On Kanopy: The everyday guardians of ‘The Cloud Forest’

Insightful documentary highlights one of Mexico’s breathtaking rainforests

Mason Hickok, Web Editor

Content warning: contains brief depictions of animal slaughter.

It’s a beautiful gift in a film when you can sit back and see the beauty of nature play out on screen. The documentary, “The Cloud Forest,” carries with it a deeply cinematic presence that depicts a community living a harmonious, modest life in the nearby rainforest. Through intimate photography and sincere conversations, we are welcomed into their idyllic world.

“Bosque de Niebla,” as the film is known in Spanish, welcomes us into a place that teaches care and respect to one another and to the rainforest they call home. Animals and people live in a world that is almost Edenic in nature. The cloud forest is situated in the mountains of Huatusco, Veracruz, Mexico, and is said to be one of few remaining in the region. 

The film opens with a wide shot of a far-off mountain lit by the sun. In the foreground are lush trees amidst a dense valley that reaches off to the mountain in the distance. Several intimate shots of the animals that inhabit the rainforest begin to establish this theme of the guardian that stays with the film up to its end. The various inhabitants of the village each do their part to enrich their community.

The film’s cinematography, while restrained and sparse, frames the community beautifully. Birdsong, wind, rain and a recurring shepherd’s song score the film. Depictions of typical family affairs and chatter at work show that this community is not far from our own.

The community in the film utilizes a farming practice referred to as “Permaculture” where land is structured to allow for careful, controlled sustainability. The adopters of the term, which took shape in the late 1970s, aligned the practice with the indigenous knowledge of farming techniques and as an avoidance of the industrial agricultural method prevalent in the West. The film shows this in practice many times as a communal effort between the villagers. We get brief insights into their world in conversations by the river about wanting to become a doctor, to a parent – through her tears – reassuring her daughter’s happiness.

While I would have liked some additional insight into broader permaculture techniques, this was not that type of documentary – and that’s fine. There are several lingering conversations in the film that allude to both the cause of their forest’s predicament and the future of it and its community, while also visualizing a richer society. What is shown is a local community’s steadfast resilience and commitment towards positive change.

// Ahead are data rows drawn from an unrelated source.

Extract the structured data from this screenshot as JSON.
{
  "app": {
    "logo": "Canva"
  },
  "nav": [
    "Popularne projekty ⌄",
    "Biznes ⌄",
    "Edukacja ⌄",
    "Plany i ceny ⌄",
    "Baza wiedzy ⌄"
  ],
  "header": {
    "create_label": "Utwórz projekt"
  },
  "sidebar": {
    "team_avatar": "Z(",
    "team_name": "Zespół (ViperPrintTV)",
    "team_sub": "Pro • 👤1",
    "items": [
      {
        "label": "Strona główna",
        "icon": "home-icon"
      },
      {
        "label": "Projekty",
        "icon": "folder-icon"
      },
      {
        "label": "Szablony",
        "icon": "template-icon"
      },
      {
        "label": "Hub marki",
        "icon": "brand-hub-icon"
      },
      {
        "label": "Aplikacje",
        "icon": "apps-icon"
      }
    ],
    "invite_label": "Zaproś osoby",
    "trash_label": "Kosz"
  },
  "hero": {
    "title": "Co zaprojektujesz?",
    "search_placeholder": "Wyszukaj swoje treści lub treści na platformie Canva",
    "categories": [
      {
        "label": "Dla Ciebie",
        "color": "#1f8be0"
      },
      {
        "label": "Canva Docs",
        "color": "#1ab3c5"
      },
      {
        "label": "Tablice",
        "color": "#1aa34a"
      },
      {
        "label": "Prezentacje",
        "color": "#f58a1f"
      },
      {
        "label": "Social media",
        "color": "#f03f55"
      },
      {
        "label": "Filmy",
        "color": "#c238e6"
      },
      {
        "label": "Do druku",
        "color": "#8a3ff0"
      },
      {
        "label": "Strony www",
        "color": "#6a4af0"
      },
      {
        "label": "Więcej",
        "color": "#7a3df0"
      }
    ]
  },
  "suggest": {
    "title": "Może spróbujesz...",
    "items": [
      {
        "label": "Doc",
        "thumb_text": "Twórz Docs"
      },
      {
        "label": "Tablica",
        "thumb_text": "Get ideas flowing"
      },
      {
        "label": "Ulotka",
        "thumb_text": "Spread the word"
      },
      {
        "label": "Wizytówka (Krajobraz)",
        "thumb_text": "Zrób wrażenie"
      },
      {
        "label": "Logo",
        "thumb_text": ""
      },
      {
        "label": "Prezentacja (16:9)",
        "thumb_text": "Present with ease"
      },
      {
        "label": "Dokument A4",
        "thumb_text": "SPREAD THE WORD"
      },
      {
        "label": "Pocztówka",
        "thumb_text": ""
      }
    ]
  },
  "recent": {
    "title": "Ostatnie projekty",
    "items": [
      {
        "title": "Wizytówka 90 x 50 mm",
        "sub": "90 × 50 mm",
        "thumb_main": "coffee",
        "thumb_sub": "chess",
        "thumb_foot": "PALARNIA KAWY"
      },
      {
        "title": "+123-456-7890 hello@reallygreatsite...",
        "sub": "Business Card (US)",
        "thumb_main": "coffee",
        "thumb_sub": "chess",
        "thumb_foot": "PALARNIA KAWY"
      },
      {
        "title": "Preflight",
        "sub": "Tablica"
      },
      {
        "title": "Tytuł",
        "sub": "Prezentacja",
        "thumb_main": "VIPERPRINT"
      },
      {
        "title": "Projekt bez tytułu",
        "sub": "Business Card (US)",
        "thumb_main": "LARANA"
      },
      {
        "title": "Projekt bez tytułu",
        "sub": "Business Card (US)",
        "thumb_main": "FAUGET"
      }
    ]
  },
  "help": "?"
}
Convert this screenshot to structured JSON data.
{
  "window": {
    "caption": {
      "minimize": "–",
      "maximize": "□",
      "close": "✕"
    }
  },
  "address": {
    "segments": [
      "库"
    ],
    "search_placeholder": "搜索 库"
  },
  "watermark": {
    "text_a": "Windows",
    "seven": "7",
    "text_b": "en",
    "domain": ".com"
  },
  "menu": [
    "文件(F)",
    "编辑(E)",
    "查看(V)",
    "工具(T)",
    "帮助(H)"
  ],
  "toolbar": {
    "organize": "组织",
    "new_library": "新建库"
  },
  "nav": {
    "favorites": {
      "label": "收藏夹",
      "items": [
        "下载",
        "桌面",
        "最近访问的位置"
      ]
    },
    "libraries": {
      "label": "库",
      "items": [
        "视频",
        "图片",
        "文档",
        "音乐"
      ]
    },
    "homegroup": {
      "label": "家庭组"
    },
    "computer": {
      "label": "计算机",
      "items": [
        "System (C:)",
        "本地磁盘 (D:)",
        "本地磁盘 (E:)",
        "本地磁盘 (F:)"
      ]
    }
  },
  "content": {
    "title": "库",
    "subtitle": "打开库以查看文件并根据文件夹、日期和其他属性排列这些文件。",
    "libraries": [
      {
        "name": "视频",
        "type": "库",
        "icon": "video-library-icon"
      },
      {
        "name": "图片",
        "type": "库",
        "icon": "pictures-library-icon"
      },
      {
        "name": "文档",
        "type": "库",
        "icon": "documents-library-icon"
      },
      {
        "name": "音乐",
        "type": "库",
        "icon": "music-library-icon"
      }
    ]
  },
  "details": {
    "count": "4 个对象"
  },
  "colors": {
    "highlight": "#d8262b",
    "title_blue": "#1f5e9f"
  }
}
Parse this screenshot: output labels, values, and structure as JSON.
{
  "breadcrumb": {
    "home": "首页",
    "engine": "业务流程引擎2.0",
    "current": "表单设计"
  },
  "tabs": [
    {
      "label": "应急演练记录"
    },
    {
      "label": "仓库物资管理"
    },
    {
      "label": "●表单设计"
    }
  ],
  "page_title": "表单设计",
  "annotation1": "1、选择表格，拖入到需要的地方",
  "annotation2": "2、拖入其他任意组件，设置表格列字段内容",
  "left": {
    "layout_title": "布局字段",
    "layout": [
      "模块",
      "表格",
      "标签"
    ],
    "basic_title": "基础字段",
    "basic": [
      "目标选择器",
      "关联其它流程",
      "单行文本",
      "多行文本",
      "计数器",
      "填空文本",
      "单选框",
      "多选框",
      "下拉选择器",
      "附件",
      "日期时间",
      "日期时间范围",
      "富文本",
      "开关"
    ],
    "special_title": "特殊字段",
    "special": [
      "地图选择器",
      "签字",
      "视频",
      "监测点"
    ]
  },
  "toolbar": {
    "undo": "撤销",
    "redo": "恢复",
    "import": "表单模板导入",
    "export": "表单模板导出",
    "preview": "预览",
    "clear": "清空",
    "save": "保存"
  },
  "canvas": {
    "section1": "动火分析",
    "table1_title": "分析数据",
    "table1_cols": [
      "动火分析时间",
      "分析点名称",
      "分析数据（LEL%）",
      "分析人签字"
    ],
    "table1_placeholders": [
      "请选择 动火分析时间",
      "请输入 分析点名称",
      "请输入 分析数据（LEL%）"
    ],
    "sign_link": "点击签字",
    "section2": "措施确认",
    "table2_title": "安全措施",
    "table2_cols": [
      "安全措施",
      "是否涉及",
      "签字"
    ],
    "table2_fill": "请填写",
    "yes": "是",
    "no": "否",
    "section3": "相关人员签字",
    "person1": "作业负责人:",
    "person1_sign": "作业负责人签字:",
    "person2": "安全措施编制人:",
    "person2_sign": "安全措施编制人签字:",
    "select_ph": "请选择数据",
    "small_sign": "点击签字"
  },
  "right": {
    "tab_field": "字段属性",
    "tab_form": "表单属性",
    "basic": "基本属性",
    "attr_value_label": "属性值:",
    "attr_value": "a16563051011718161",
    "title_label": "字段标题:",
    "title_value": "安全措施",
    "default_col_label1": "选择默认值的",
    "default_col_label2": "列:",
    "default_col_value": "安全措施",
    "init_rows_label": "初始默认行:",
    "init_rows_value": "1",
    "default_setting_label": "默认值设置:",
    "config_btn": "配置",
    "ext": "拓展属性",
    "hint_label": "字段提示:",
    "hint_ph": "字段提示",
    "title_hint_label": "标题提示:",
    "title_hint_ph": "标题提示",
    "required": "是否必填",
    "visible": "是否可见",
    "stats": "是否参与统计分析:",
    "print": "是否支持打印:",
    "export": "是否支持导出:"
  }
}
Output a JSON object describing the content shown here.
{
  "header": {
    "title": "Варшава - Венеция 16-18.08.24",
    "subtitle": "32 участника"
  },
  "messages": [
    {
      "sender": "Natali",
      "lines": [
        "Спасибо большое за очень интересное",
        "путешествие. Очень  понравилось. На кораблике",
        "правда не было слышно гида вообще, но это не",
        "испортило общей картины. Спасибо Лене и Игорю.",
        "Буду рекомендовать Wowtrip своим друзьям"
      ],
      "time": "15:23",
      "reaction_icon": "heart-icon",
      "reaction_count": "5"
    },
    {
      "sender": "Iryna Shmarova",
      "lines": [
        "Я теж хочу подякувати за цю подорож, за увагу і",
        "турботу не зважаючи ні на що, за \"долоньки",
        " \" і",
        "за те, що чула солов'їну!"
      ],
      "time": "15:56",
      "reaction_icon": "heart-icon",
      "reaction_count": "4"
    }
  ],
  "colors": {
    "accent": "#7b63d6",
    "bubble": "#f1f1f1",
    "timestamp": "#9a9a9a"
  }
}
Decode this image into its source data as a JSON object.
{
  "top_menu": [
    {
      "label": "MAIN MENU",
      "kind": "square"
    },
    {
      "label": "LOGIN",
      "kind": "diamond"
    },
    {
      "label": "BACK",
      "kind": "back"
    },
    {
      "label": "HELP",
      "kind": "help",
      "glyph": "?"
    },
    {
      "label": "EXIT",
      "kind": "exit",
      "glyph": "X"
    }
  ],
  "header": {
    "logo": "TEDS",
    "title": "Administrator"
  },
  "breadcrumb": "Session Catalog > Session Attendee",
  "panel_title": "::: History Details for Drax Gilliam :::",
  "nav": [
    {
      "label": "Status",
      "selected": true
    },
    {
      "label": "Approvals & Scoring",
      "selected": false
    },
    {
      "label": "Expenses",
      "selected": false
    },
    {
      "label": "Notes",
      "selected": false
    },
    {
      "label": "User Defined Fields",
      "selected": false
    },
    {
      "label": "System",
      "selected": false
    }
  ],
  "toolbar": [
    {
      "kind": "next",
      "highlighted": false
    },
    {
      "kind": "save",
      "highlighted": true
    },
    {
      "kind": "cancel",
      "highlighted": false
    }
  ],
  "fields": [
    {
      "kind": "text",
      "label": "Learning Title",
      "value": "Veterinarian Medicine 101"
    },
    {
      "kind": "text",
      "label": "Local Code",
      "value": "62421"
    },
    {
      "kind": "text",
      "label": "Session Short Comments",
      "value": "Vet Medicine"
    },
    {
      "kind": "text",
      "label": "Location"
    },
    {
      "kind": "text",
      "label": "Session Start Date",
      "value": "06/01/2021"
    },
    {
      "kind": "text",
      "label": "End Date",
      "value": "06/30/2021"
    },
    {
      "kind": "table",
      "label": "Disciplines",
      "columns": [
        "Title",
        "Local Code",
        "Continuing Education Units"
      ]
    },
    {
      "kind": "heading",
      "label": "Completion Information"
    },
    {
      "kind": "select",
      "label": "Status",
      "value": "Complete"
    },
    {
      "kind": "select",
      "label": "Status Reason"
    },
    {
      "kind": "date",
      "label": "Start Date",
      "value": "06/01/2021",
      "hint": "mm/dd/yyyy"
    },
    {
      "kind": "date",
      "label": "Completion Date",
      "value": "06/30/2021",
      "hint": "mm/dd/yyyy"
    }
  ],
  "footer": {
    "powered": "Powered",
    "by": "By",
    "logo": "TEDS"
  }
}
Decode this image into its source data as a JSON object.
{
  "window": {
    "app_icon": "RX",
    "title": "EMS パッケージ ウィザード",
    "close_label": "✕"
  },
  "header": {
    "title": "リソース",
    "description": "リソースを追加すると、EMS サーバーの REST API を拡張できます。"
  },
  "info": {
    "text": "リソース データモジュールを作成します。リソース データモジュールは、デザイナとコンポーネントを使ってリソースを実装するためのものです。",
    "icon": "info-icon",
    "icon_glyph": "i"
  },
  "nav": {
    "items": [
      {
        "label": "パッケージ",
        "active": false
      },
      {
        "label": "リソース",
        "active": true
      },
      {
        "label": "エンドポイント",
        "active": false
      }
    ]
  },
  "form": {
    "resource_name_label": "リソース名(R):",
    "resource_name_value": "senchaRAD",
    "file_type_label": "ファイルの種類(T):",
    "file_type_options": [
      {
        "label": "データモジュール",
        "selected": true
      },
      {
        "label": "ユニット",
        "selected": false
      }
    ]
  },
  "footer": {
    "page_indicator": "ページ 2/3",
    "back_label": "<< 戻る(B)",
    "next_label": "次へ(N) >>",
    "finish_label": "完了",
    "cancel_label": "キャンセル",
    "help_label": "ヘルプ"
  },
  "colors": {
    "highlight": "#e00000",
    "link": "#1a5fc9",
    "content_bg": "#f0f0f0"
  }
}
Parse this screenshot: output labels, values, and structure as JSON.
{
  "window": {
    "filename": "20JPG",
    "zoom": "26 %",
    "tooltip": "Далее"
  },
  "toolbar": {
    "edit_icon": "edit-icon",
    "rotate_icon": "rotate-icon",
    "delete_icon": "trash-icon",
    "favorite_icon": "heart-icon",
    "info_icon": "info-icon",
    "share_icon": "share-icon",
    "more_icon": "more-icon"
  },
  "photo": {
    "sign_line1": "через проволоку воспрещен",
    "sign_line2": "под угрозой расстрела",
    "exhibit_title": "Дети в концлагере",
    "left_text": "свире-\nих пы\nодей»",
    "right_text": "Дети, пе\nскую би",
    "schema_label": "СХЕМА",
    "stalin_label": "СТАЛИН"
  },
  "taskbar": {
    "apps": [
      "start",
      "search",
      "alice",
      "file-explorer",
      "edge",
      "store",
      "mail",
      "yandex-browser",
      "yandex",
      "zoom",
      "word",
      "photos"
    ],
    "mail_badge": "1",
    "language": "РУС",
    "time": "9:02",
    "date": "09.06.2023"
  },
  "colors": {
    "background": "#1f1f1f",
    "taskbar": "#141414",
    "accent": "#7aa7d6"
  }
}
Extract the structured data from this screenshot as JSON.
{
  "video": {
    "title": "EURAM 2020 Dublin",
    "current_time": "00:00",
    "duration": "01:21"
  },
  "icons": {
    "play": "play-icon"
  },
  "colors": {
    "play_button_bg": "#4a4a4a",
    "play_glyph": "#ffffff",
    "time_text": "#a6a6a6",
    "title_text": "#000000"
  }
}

In continued observance of Hispanic Heritage Month, we want to highlight important films from Hispanic artists. This film can be viewed on Kanopy’s website, which all UTSA students may access through the library’s database page.